Remember that whatever reasons your elderly loved ones give you about why they feel reluctant towards elderly care, elderly people often experience a range of emotions during the aging process. Try to understand where your elderly loved ones are coming from and take steps to address their elderly care concerns based on elderly feelings rather than assumptions. If necessary, you may want to hire an elderly care service provider who specializes in caring for difficult elderly individuals and see if that makes a difference. The best way to convince elderly people who don’t want outside assistance is with patience and understanding.
Elderly people may be reluctant towards elderly services because of some unpleasant past experiences with family members or other caregivers. Do your best to come up with a solution that takes your elderly loved ones’ feelings into consideration and ask for their input on what might work. If necessary, hire an elderly home service provider or nursing agency . With patience and understanding on your side, you should be more likely to convince older adults into accepting outside elder assistance.

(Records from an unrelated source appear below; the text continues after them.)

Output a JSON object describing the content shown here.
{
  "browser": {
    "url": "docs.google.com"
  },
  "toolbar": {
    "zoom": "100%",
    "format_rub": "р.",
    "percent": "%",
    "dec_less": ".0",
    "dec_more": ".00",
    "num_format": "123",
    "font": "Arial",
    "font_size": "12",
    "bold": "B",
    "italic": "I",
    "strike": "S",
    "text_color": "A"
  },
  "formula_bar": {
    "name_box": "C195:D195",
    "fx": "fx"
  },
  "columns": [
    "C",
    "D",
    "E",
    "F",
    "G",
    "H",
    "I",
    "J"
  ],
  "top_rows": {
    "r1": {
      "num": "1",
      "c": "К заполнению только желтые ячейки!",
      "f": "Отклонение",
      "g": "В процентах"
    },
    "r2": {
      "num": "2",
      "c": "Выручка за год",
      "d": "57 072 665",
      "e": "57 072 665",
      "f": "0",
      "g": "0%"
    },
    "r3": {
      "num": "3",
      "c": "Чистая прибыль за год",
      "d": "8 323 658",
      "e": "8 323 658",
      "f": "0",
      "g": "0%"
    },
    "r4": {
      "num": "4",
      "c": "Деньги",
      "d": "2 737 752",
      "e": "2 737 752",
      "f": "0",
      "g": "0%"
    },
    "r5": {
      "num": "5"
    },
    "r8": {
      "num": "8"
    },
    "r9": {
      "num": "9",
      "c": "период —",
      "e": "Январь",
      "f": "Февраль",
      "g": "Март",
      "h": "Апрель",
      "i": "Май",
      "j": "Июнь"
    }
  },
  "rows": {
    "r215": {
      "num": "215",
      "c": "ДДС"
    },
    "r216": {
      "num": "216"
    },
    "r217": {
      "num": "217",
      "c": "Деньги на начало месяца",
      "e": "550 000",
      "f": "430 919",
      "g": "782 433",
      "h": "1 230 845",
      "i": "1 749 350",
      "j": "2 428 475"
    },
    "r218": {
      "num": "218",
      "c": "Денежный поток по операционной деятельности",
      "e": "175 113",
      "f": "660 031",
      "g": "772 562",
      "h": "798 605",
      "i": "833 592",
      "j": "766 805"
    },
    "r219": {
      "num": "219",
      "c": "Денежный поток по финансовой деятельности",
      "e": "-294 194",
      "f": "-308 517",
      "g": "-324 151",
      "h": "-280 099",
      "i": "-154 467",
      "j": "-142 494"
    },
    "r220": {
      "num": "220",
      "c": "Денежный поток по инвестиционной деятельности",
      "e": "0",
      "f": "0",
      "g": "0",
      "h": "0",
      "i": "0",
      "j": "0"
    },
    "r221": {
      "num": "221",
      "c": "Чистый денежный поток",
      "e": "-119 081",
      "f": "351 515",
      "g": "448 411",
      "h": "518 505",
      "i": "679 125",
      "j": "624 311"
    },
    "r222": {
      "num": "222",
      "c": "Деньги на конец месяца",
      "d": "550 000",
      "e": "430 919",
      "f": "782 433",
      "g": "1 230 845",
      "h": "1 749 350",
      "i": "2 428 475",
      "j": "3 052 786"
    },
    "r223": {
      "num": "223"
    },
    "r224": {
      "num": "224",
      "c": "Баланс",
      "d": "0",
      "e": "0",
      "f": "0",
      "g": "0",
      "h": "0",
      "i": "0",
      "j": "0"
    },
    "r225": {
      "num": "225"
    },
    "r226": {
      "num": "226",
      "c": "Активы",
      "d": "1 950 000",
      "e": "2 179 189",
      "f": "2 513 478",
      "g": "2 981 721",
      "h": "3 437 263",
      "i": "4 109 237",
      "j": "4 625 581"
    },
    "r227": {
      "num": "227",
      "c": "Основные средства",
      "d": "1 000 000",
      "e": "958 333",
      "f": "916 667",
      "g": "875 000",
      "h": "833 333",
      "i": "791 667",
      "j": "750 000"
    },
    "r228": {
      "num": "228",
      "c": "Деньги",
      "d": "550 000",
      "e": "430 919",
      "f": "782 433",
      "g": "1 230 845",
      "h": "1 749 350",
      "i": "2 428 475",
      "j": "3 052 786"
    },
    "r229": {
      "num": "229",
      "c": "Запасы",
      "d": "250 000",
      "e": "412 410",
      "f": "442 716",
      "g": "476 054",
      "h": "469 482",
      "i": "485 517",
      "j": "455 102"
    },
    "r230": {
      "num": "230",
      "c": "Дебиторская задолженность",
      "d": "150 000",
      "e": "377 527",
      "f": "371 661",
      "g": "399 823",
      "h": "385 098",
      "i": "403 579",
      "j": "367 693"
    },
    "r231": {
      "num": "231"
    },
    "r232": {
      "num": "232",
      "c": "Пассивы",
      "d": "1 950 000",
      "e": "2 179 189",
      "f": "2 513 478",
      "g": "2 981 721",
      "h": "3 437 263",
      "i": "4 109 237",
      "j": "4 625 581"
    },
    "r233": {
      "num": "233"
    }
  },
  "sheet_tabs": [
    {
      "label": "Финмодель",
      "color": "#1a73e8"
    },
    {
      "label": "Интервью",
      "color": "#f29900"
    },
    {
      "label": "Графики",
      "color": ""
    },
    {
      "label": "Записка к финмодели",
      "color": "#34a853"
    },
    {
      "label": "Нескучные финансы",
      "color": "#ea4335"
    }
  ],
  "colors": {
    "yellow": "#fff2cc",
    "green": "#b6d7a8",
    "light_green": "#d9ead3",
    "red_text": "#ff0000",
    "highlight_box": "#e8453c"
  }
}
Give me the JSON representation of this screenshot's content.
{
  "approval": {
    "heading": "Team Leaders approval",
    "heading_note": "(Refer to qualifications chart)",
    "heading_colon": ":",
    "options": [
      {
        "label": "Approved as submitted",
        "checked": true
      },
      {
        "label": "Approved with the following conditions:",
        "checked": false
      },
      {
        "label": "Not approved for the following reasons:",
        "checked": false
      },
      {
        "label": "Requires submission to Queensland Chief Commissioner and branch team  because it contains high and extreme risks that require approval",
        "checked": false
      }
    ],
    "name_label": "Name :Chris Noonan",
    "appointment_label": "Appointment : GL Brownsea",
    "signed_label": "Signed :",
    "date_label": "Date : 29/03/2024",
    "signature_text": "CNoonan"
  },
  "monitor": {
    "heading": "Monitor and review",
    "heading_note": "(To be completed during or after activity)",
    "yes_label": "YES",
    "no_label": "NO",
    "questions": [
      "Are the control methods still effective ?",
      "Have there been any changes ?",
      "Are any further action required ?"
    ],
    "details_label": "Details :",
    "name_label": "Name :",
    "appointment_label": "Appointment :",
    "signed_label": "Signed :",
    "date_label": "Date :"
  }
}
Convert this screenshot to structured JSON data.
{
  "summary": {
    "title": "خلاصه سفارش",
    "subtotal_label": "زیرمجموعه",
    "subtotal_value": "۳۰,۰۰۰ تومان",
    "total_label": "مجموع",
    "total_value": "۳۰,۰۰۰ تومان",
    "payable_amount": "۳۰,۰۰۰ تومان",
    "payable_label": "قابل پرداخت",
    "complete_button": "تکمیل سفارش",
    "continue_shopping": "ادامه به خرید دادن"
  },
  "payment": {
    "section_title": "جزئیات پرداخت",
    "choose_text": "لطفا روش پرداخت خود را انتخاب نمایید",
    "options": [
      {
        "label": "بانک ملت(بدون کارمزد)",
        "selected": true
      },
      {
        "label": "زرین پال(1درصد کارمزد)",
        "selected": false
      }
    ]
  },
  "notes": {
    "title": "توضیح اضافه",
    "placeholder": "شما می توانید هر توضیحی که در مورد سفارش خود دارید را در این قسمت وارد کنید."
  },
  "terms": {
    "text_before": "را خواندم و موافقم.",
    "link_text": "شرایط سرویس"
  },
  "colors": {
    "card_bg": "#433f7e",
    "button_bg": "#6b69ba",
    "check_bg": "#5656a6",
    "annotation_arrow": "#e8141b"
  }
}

If you’re caring for an elderly loved one who refuses outside elderly assistance because they feel like they should be self-sufficient, try making changes in your own life that would make it easier for them. For example, if getting dressed is difficult due to arthritis, consider hiring an elderly home service provider or nursing agency . By taking the pressure off of your elder relative and encouraging their participation in deciding how best to solve issues concerning outside elder help, you might be able to convince older adults into accepting outside senior help.
Elderly people may also resist outside care services because they’re uncomfortable discussing certain problems or issues. Make sure your elderly loved ones know that you’re there to support them during this difficult time and try to find out if they have any specific concerns about receiving care. This may be especially important if the reason they don’t want elder care is due to past negative experiences with family members.
For elderly people who are reluctant towards accepting elderly care services, try finding common ground that allows both you and your elderly loved ones to come up with a solution that will meet their unique elderly needs. To convince elderly relatives to accept outside elderly help , try working together as a team, making changes in your own life if needed so your elderly loved ones don’t have to go it alone, and getting an outside perspective on the issue from an elderly care attorney or geriatric care manager. Silver Companions is here to help. We would love to chat with you about your unique situation and see how we may be able to help. We offer a wide range of services to meet most any situation or budget, and we also have access to numerous resources that can help you decide on the right course of action. Give us a call at (678) 494-8129 or email us at info@SilverCompanions.com. We’re always happy to discuss your specific situation to help you make an informed decision about your next steps forward.